What is needed
Give again the lines from the line with "Read all visible content and emit it as JSON." to the last line of the records, exactly and in full. Do not carry over any pictures.

Dataset rows describing interfaces:
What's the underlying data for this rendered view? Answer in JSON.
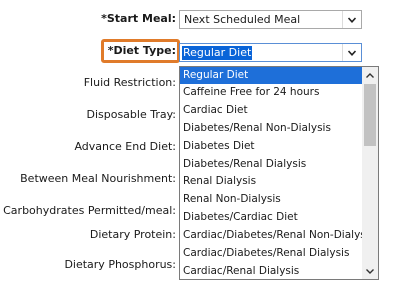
{
  "form": {
    "start_meal_label": "*Start Meal:",
    "start_meal_value": "Next Scheduled Meal",
    "diet_type_label": "*Diet Type:",
    "diet_type_value": "Regular Diet",
    "fluid_restriction_label": "Fluid Restriction:",
    "disposable_tray_label": "Disposable Tray:",
    "advance_end_diet_label": "Advance End Diet:",
    "between_meal_nourishment_label": "Between Meal Nourishment:",
    "carbohydrates_permitted_label": "Carbohydrates Permitted/meal:",
    "dietary_protein_label": "Dietary Protein:",
    "dietary_phosphorus_label": "Dietary Phosphorus:"
  },
  "dropdown": {
    "options": [
      "Regular Diet",
      "Caffeine Free for 24 hours",
      "Cardiac Diet",
      "Diabetes/Renal Non-Dialysis",
      "Diabetes Diet",
      "Diabetes/Renal Dialysis",
      "Renal Dialysis",
      "Renal Non-Dialysis",
      "Diabetes/Cardiac Diet",
      "Cardiac/Diabetes/Renal Non-Dialysis",
      "Cardiac/Diabetes/Renal Dialysis",
      "Cardiac/Renal Dialysis"
    ],
    "selected_index": 0
  },
  "icons": {
    "select_arrow": "chevron-down-icon",
    "scroll_up": "scroll-up-arrow-icon",
    "scroll_down": "scroll-down-arrow-icon"
  },
  "colors": {
    "highlight_border": "#e07b2a",
    "selection": "#1e6fd9"
  }
}
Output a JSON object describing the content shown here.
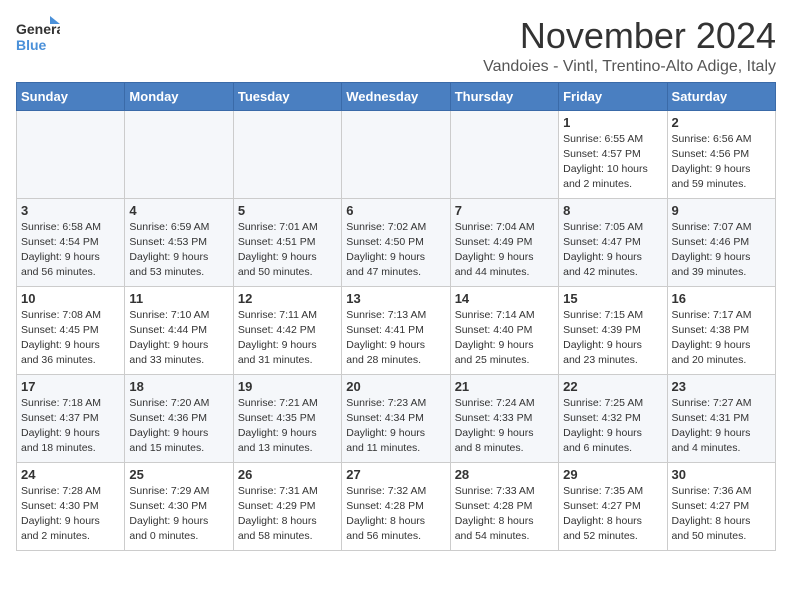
{
  "header": {
    "logo_general": "General",
    "logo_blue": "Blue",
    "month_title": "November 2024",
    "subtitle": "Vandoies - Vintl, Trentino-Alto Adige, Italy"
  },
  "weekdays": [
    "Sunday",
    "Monday",
    "Tuesday",
    "Wednesday",
    "Thursday",
    "Friday",
    "Saturday"
  ],
  "weeks": [
    {
      "days": [
        {
          "date": "",
          "info": ""
        },
        {
          "date": "",
          "info": ""
        },
        {
          "date": "",
          "info": ""
        },
        {
          "date": "",
          "info": ""
        },
        {
          "date": "",
          "info": ""
        },
        {
          "date": "1",
          "info": "Sunrise: 6:55 AM\nSunset: 4:57 PM\nDaylight: 10 hours\nand 2 minutes."
        },
        {
          "date": "2",
          "info": "Sunrise: 6:56 AM\nSunset: 4:56 PM\nDaylight: 9 hours\nand 59 minutes."
        }
      ]
    },
    {
      "days": [
        {
          "date": "3",
          "info": "Sunrise: 6:58 AM\nSunset: 4:54 PM\nDaylight: 9 hours\nand 56 minutes."
        },
        {
          "date": "4",
          "info": "Sunrise: 6:59 AM\nSunset: 4:53 PM\nDaylight: 9 hours\nand 53 minutes."
        },
        {
          "date": "5",
          "info": "Sunrise: 7:01 AM\nSunset: 4:51 PM\nDaylight: 9 hours\nand 50 minutes."
        },
        {
          "date": "6",
          "info": "Sunrise: 7:02 AM\nSunset: 4:50 PM\nDaylight: 9 hours\nand 47 minutes."
        },
        {
          "date": "7",
          "info": "Sunrise: 7:04 AM\nSunset: 4:49 PM\nDaylight: 9 hours\nand 44 minutes."
        },
        {
          "date": "8",
          "info": "Sunrise: 7:05 AM\nSunset: 4:47 PM\nDaylight: 9 hours\nand 42 minutes."
        },
        {
          "date": "9",
          "info": "Sunrise: 7:07 AM\nSunset: 4:46 PM\nDaylight: 9 hours\nand 39 minutes."
        }
      ]
    },
    {
      "days": [
        {
          "date": "10",
          "info": "Sunrise: 7:08 AM\nSunset: 4:45 PM\nDaylight: 9 hours\nand 36 minutes."
        },
        {
          "date": "11",
          "info": "Sunrise: 7:10 AM\nSunset: 4:44 PM\nDaylight: 9 hours\nand 33 minutes."
        },
        {
          "date": "12",
          "info": "Sunrise: 7:11 AM\nSunset: 4:42 PM\nDaylight: 9 hours\nand 31 minutes."
        },
        {
          "date": "13",
          "info": "Sunrise: 7:13 AM\nSunset: 4:41 PM\nDaylight: 9 hours\nand 28 minutes."
        },
        {
          "date": "14",
          "info": "Sunrise: 7:14 AM\nSunset: 4:40 PM\nDaylight: 9 hours\nand 25 minutes."
        },
        {
          "date": "15",
          "info": "Sunrise: 7:15 AM\nSunset: 4:39 PM\nDaylight: 9 hours\nand 23 minutes."
        },
        {
          "date": "16",
          "info": "Sunrise: 7:17 AM\nSunset: 4:38 PM\nDaylight: 9 hours\nand 20 minutes."
        }
      ]
    },
    {
      "days": [
        {
          "date": "17",
          "info": "Sunrise: 7:18 AM\nSunset: 4:37 PM\nDaylight: 9 hours\nand 18 minutes."
        },
        {
          "date": "18",
          "info": "Sunrise: 7:20 AM\nSunset: 4:36 PM\nDaylight: 9 hours\nand 15 minutes."
        },
        {
          "date": "19",
          "info": "Sunrise: 7:21 AM\nSunset: 4:35 PM\nDaylight: 9 hours\nand 13 minutes."
        },
        {
          "date": "20",
          "info": "Sunrise: 7:23 AM\nSunset: 4:34 PM\nDaylight: 9 hours\nand 11 minutes."
        },
        {
          "date": "21",
          "info": "Sunrise: 7:24 AM\nSunset: 4:33 PM\nDaylight: 9 hours\nand 8 minutes."
        },
        {
          "date": "22",
          "info": "Sunrise: 7:25 AM\nSunset: 4:32 PM\nDaylight: 9 hours\nand 6 minutes."
        },
        {
          "date": "23",
          "info": "Sunrise: 7:27 AM\nSunset: 4:31 PM\nDaylight: 9 hours\nand 4 minutes."
        }
      ]
    },
    {
      "days": [
        {
          "date": "24",
          "info": "Sunrise: 7:28 AM\nSunset: 4:30 PM\nDaylight: 9 hours\nand 2 minutes."
        },
        {
          "date": "25",
          "info": "Sunrise: 7:29 AM\nSunset: 4:30 PM\nDaylight: 9 hours\nand 0 minutes."
        },
        {
          "date": "26",
          "info": "Sunrise: 7:31 AM\nSunset: 4:29 PM\nDaylight: 8 hours\nand 58 minutes."
        },
        {
          "date": "27",
          "info": "Sunrise: 7:32 AM\nSunset: 4:28 PM\nDaylight: 8 hours\nand 56 minutes."
        },
        {
          "date": "28",
          "info": "Sunrise: 7:33 AM\nSunset: 4:28 PM\nDaylight: 8 hours\nand 54 minutes."
        },
        {
          "date": "29",
          "info": "Sunrise: 7:35 AM\nSunset: 4:27 PM\nDaylight: 8 hours\nand 52 minutes."
        },
        {
          "date": "30",
          "info": "Sunrise: 7:36 AM\nSunset: 4:27 PM\nDaylight: 8 hours\nand 50 minutes."
        }
      ]
    }
  ]
}
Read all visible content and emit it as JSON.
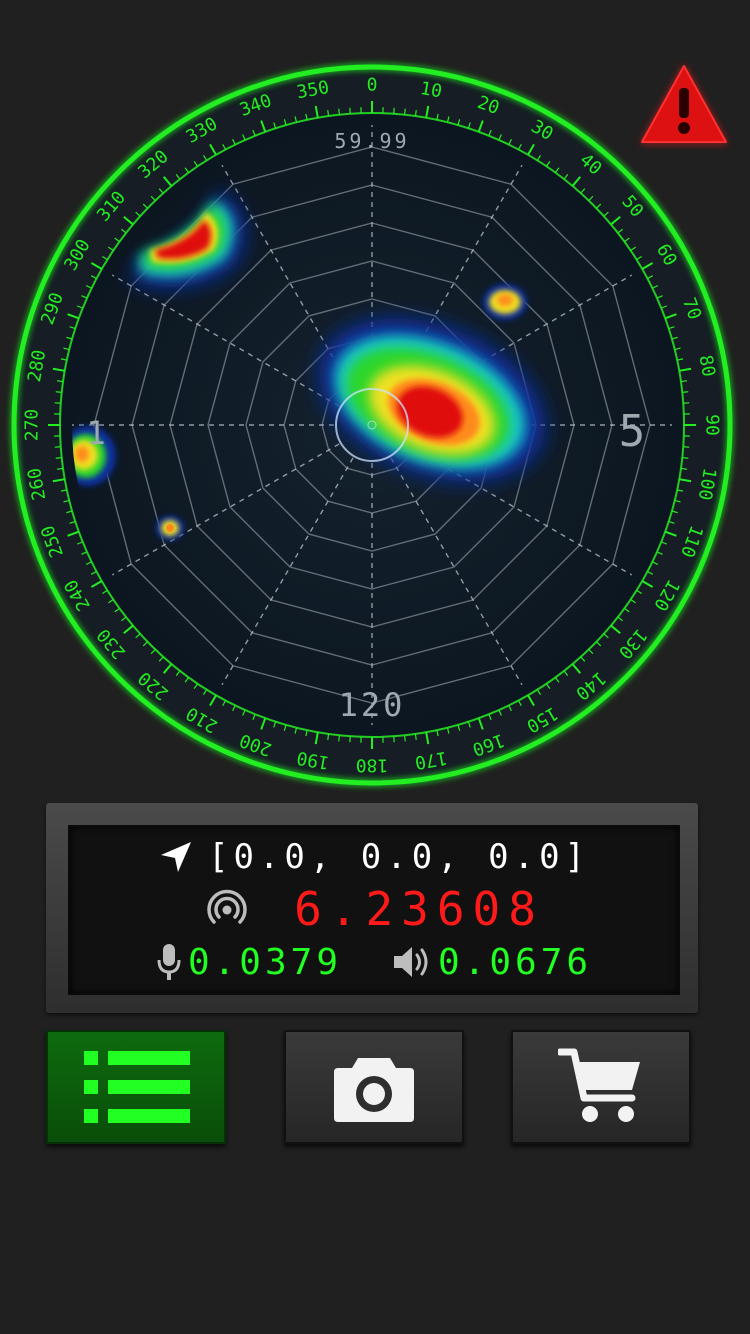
{
  "radar": {
    "top_value": "59.99",
    "bottom_value": "120",
    "left_marker": "1",
    "right_marker": "5",
    "bearing_labels": [
      "0",
      "10",
      "20",
      "30",
      "40",
      "50",
      "60",
      "70",
      "80",
      "90",
      "100",
      "110",
      "120",
      "130",
      "140",
      "150",
      "160",
      "170",
      "180",
      "190",
      "200",
      "210",
      "220",
      "230",
      "240",
      "250",
      "260",
      "270",
      "280",
      "290",
      "300",
      "310",
      "320",
      "330",
      "340",
      "350"
    ],
    "ring_color": "#22ee22",
    "background_color": "#0f1a24",
    "heat_colors": [
      "#0a2f9e",
      "#12c8c8",
      "#2bd62b",
      "#f0e020",
      "#ff8a1a",
      "#e01010"
    ],
    "hotspots_count": 5
  },
  "alert": {
    "icon": "warning-triangle-icon",
    "color": "#e01010"
  },
  "readout": {
    "location_icon": "location-arrow-icon",
    "coords": "[0.0, 0.0, 0.0]",
    "signal_icon": "signal-wave-icon",
    "signal_value": "6.23608",
    "signal_color": "#ff1a1a",
    "mic_icon": "microphone-icon",
    "mic_value": "0.0379",
    "speaker_icon": "speaker-icon",
    "speaker_value": "0.0676",
    "value_color": "#22ff22"
  },
  "buttons": {
    "list": {
      "icon": "list-icon",
      "active": true
    },
    "camera": {
      "icon": "camera-icon"
    },
    "cart": {
      "icon": "shopping-cart-icon"
    }
  }
}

Answer below
Read all visible content and emit it as JSON.
{
  "radar": {
    "top_value": "59.99",
    "bottom_value": "120",
    "left_marker": "1",
    "right_marker": "5",
    "bearing_labels": [
      "0",
      "10",
      "20",
      "30",
      "40",
      "50",
      "60",
      "70",
      "80",
      "90",
      "100",
      "110",
      "120",
      "130",
      "140",
      "150",
      "160",
      "170",
      "180",
      "190",
      "200",
      "210",
      "220",
      "230",
      "240",
      "250",
      "260",
      "270",
      "280",
      "290",
      "300",
      "310",
      "320",
      "330",
      "340",
      "350"
    ],
    "ring_color": "#22ee22",
    "background_color": "#0f1a24",
    "heat_colors": [
      "#0a2f9e",
      "#12c8c8",
      "#2bd62b",
      "#f0e020",
      "#ff8a1a",
      "#e01010"
    ],
    "hotspots_count": 5
  },
  "alert": {
    "icon": "warning-triangle-icon",
    "color": "#e01010"
  },
  "readout": {
    "location_icon": "location-arrow-icon",
    "coords": "[0.0, 0.0, 0.0]",
    "signal_icon": "signal-wave-icon",
    "signal_value": "6.23608",
    "signal_color": "#ff1a1a",
    "mic_icon": "microphone-icon",
    "mic_value": "0.0379",
    "speaker_icon": "speaker-icon",
    "speaker_value": "0.0676",
    "value_color": "#22ff22"
  },
  "buttons": {
    "list": {
      "icon": "list-icon",
      "active": true
    },
    "camera": {
      "icon": "camera-icon"
    },
    "cart": {
      "icon": "shopping-cart-icon"
    }
  }
}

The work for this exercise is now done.